Dissect the current top ranking pages and find the areas where you lack

All the pages that rank in Google have a variety of aspects going right for them at a page and domain level. While the three factors above are great starting points, there’s nothing better than a manual audit of the search engine results page (SERP).

So plug the keyword you want to rank for, then use tools like Ahrefs and Google PageSpeed Insights to evaluate what makes the domain rank. Sometimes changing something as simple as page titles (or adding internal links) can get Google to rank your website.

PS: While all of the above are important aspects of an SEO strategy, don’t forget the basics. Claim your website in the Google search console and submit a sitemap. Then ensure your pages are crawlable and your site’s content readable by search engines.

So how long does it take to rank on Google?

Merely 22% of pages that ranked in the top10 (in the Ahrefs study of 2M results) were created within the first year. Old pages dominate Google rankings, but link building and writing relevant content can help you rank faster.

Want to get higher rankings without lifting a finger? We can get your website to start ranking ASAP! Contact us to get access to an expert digital marketing consultant from our team.

Article by Chintan Zalani

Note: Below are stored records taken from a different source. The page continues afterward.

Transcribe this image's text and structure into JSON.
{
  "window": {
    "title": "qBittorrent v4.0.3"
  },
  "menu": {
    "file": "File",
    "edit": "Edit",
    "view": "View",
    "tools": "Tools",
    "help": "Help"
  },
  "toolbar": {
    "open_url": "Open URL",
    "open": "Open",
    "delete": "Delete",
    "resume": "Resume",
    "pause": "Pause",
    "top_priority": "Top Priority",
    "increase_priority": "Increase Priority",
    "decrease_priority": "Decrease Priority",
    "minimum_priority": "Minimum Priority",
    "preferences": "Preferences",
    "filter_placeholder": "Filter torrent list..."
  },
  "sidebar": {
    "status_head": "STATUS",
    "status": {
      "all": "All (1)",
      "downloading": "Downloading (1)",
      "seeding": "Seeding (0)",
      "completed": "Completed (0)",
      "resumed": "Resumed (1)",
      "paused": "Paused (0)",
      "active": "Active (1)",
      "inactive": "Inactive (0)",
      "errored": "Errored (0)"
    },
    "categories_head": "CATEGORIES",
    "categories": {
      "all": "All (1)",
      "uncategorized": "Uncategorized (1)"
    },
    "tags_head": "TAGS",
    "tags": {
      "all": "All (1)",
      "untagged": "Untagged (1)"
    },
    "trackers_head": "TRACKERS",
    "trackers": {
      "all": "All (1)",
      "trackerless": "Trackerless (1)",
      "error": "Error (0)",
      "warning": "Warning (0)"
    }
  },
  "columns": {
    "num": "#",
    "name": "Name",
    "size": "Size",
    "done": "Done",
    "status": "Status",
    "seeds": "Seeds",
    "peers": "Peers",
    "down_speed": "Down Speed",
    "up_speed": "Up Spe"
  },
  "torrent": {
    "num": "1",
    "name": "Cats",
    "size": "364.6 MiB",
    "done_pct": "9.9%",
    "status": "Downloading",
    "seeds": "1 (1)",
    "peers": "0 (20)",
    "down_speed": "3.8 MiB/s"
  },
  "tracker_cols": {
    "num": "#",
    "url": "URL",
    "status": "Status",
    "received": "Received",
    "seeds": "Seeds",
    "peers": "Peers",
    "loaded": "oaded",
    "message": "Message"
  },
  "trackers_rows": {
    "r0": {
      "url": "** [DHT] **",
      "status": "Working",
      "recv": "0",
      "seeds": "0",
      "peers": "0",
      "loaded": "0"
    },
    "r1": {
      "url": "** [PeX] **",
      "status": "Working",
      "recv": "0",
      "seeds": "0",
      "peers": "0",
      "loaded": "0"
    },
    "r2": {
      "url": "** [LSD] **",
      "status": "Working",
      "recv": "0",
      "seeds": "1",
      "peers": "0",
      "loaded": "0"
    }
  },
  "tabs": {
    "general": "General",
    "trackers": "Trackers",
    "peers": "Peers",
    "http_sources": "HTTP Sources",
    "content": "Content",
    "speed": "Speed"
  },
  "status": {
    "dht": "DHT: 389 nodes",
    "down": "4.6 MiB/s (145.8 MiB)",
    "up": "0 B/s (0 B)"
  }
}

I’m the inbound marketing director at On The Map Marketing, taking care of content marketing and SEO for our website. Previously I have helped numerous SaaS businesses with content and got my own website to over 50k monthly visitors. I have written more than 500 articles on digital marketing, small businesses, sales, and related subjects, with my work appearing on the likes of Entrepreneur, Content Marketing Institute, WordStream, CoSchedule, and G2.